The World Health Organization (WHO) has released the information that as of 3 June 2015, 1179 laboratory-confirmed cases of human infection with Middle East respiratory syndrome coronavirus (MERS-CoV) have been reported to WHO since 2012, including at least 442 deaths. Overall, 66 percent of cases reporting gender are male and the median age is 49 years. (The important fact to note is that these figures cover three years, so MERS-CoV is not something that sprang up yesterday.)
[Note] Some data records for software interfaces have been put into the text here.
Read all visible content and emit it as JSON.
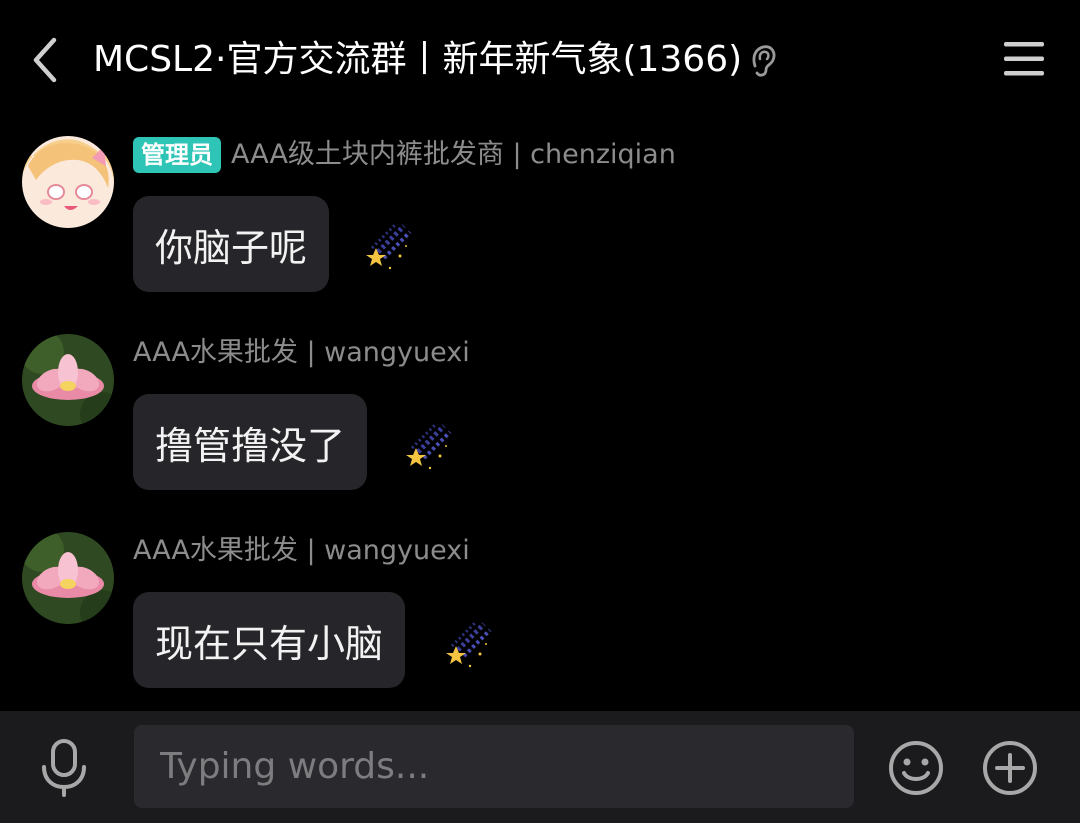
{
  "header": {
    "title": "MCSL2·官方交流群丨新年新气象(1366)",
    "back_icon": "chevron-left-icon",
    "ear_icon": "ear-icon",
    "menu_icon": "hamburger-menu-icon"
  },
  "messages": [
    {
      "badge": "管理员",
      "sender": "AAA级土块内裤批发商 | chenziqian",
      "text": "你脑子呢",
      "avatar_icon": "anime-girl-avatar",
      "sticker_icon": "shooting-star-sticker"
    },
    {
      "badge": "",
      "sender": "AAA水果批发 | wangyuexi",
      "text": "撸管撸没了",
      "avatar_icon": "lotus-flower-avatar",
      "sticker_icon": "shooting-star-sticker"
    },
    {
      "badge": "",
      "sender": "AAA水果批发 | wangyuexi",
      "text": "现在只有小脑",
      "avatar_icon": "lotus-flower-avatar",
      "sticker_icon": "shooting-star-sticker"
    }
  ],
  "input": {
    "placeholder": "Typing words...",
    "value": "",
    "mic_icon": "microphone-icon",
    "emoji_icon": "smiley-icon",
    "plus_icon": "plus-circle-icon"
  },
  "colors": {
    "background": "#000000",
    "bubble": "#262529",
    "admin_badge": "#2ec4b6",
    "sender_name": "#8c8c8c",
    "input_bar": "#1b1b1e"
  }
}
To date, 25 countries have reported cases, including countries in the Middle East (Figure 1): Egypt, Iran, Jordan, Kuwait, Lebanon, Oman, Qatar, Saudi Arabia (KSA), United Arab Emirates (UAE) and Yemen; in Africa: Algeria, and Tunisia; in Europe: Austria, France, Germany, Greece, Italy, the Netherlands, Turkey and the United Kingdom; in Asia: China, the Republic of Korea, Malaysia and Philippines; and in North America: the United States of America (USA). The majority of cases (>85 percent) have been reported from KSA. Since May 2015 two new countries have been affected (China and Republic of Korea).
We got over Bird Flu, so where does this one come from? Most infections have occurred in the Middle East and among them, many community-acquired infections are thought to be associated with direct or indirect contact with infected dromedary camels or camel-related products. However, WHO then goes on to state that infection acquired by exposure to camels represent a minority of all cases. (Mass slaughter of camels would be far more difficult than chickens.)
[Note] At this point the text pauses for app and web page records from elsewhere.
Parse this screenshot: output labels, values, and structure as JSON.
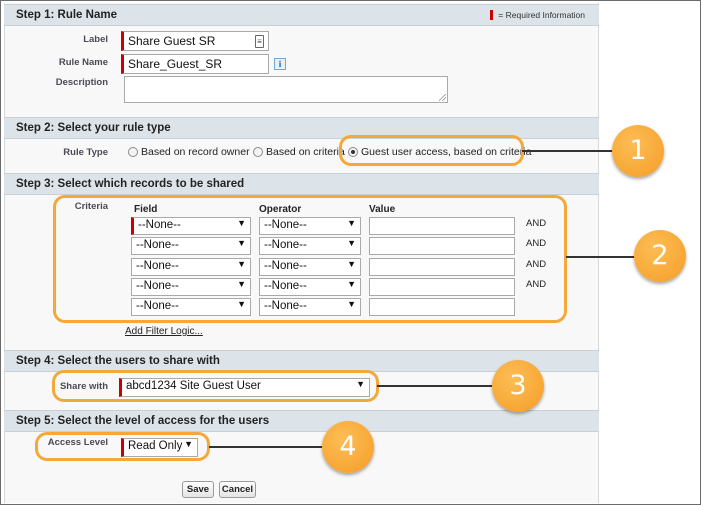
{
  "legend": {
    "required_info": "= Required Information"
  },
  "step1": {
    "title": "Step 1: Rule Name",
    "label_label": "Label",
    "label_value": "Share Guest SR",
    "rule_name_label": "Rule Name",
    "rule_name_value": "Share_Guest_SR",
    "description_label": "Description",
    "description_value": ""
  },
  "step2": {
    "title": "Step 2: Select your rule type",
    "rule_type_label": "Rule Type",
    "options": [
      {
        "label": "Based on record owner",
        "checked": false
      },
      {
        "label": "Based on criteria",
        "checked": false
      },
      {
        "label": "Guest user access, based on criteria",
        "checked": true
      }
    ]
  },
  "step3": {
    "title": "Step 3: Select which records to be shared",
    "criteria_label": "Criteria",
    "columns": {
      "field": "Field",
      "operator": "Operator",
      "value": "Value"
    },
    "rows": [
      {
        "field": "--None--",
        "operator": "--None--",
        "value": "",
        "conjunction": "AND"
      },
      {
        "field": "--None--",
        "operator": "--None--",
        "value": "",
        "conjunction": "AND"
      },
      {
        "field": "--None--",
        "operator": "--None--",
        "value": "",
        "conjunction": "AND"
      },
      {
        "field": "--None--",
        "operator": "--None--",
        "value": "",
        "conjunction": "AND"
      },
      {
        "field": "--None--",
        "operator": "--None--",
        "value": "",
        "conjunction": ""
      }
    ],
    "add_filter_logic": "Add Filter Logic..."
  },
  "step4": {
    "title": "Step 4: Select the users to share with",
    "share_with_label": "Share with",
    "share_with_value": "abcd1234 Site Guest User"
  },
  "step5": {
    "title": "Step 5: Select the level of access for the users",
    "access_level_label": "Access Level",
    "access_level_value": "Read Only"
  },
  "buttons": {
    "save": "Save",
    "cancel": "Cancel"
  },
  "callouts": {
    "one": "1",
    "two": "2",
    "three": "3",
    "four": "4"
  },
  "colors": {
    "callout": "#f4a83a",
    "required": "#cc0000",
    "section_header": "#dde4e9"
  }
}
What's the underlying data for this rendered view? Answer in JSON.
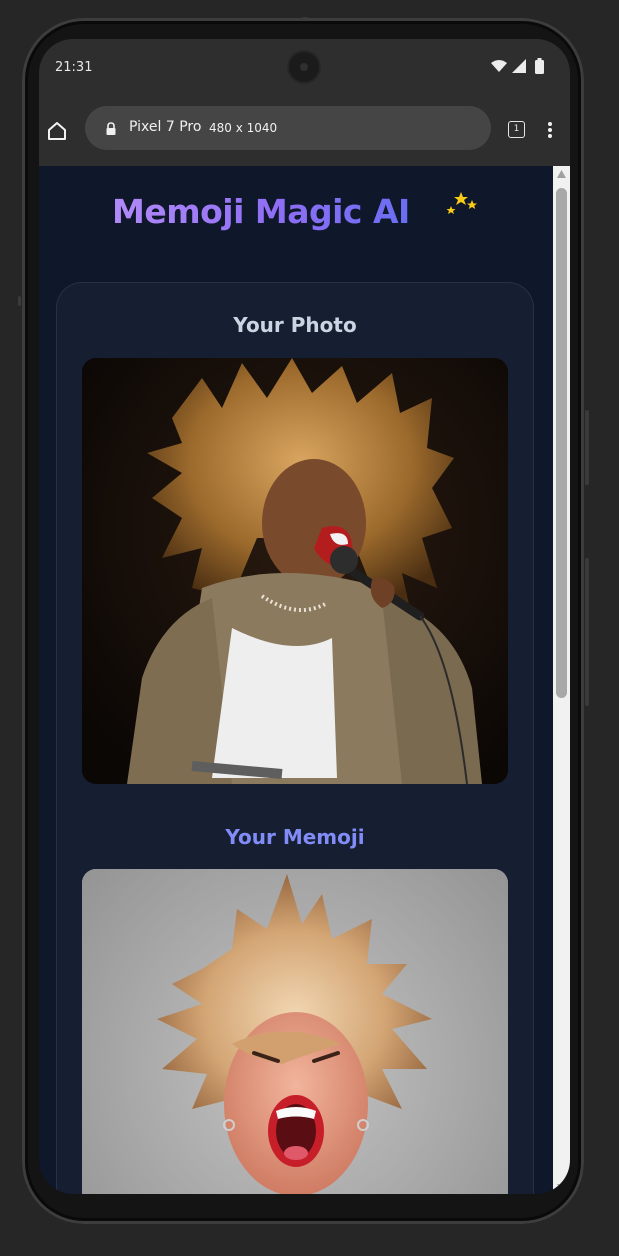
{
  "device": {
    "status_time": "21:31",
    "browser": {
      "device_name": "Pixel 7 Pro",
      "dimensions": "480 x 1040",
      "tab_count": "1"
    }
  },
  "app": {
    "title": "Memoji Magic AI",
    "title_gradient": [
      "#a78bfa",
      "#8b5cf6",
      "#6366f1"
    ],
    "sparkle_color": "#facc15",
    "sections": [
      {
        "title": "Your Photo",
        "title_color": "#cbd5e1"
      },
      {
        "title": "Your Memoji",
        "title_color": "#818cf8"
      }
    ]
  },
  "colors": {
    "page_background": "#0f172a",
    "card_background": "#161e31"
  },
  "icons": [
    "home-icon",
    "lock-icon",
    "tab-switcher-icon",
    "more-vert-icon",
    "wifi-icon",
    "signal-icon",
    "battery-icon",
    "sparkles-icon"
  ]
}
WHO states at this stage, enhancing infection prevention and control awareness and implementation measures is critical to prevent the possible spread of MERS-CoV in healthcare facilities. It is not always possible to identify patients with MERS-CoV early and for this reason, all health care facilities should have standard infection prevention and control practices in place for infectious diseases in general. If MERS-CoV is suspected, policies and procedure for rapid screening and assessment of potential MERS-CoV cases should be in place to ensure rapid care of the patient and to minimize the number of contacts among other patients, visitors and health workers. Droplet precautions, including eye protection, should be added to the standard precautions when providing care to any patient with symptoms of acute respiratory infection.
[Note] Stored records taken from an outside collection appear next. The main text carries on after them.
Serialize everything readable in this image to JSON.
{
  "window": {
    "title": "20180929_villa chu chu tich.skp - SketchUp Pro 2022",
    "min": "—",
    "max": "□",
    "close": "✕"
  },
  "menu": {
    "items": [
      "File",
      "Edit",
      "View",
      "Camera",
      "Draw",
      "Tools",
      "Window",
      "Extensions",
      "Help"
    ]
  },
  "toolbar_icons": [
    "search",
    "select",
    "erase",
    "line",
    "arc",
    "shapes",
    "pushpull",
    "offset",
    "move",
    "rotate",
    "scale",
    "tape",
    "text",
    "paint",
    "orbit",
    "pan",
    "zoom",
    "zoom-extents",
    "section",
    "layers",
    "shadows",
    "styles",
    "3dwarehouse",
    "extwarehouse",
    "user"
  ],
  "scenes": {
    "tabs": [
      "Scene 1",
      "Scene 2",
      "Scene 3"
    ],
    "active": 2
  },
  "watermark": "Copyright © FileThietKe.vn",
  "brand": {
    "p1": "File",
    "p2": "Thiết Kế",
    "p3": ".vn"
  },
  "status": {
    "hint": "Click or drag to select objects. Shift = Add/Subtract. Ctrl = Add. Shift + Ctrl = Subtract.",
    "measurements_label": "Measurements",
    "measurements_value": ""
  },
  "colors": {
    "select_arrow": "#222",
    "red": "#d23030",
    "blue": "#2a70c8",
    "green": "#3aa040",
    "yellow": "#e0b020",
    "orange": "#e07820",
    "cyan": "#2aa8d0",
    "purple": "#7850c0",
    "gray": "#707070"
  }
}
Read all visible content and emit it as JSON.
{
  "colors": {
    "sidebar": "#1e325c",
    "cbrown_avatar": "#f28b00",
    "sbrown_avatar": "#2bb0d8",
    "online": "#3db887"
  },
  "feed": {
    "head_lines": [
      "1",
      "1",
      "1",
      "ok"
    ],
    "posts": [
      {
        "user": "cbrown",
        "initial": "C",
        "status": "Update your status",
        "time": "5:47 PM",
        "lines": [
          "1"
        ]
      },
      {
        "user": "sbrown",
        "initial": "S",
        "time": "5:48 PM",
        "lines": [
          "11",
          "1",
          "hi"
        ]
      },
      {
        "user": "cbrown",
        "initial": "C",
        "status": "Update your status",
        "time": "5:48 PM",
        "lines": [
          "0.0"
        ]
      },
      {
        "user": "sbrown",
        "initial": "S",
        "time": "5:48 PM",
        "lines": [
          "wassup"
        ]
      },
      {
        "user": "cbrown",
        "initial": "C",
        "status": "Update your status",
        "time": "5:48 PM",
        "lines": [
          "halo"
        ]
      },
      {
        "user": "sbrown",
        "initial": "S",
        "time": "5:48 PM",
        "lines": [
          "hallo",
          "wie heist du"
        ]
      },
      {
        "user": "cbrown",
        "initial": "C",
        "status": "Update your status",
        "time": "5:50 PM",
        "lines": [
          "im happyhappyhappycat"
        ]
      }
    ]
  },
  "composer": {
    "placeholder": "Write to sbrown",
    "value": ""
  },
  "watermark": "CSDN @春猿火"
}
So, the real situation is that MERS-CoV could be a real threat, but at this stage, watchful waiting is all that is necessary. And yes, we have infection control protocols in this hospital.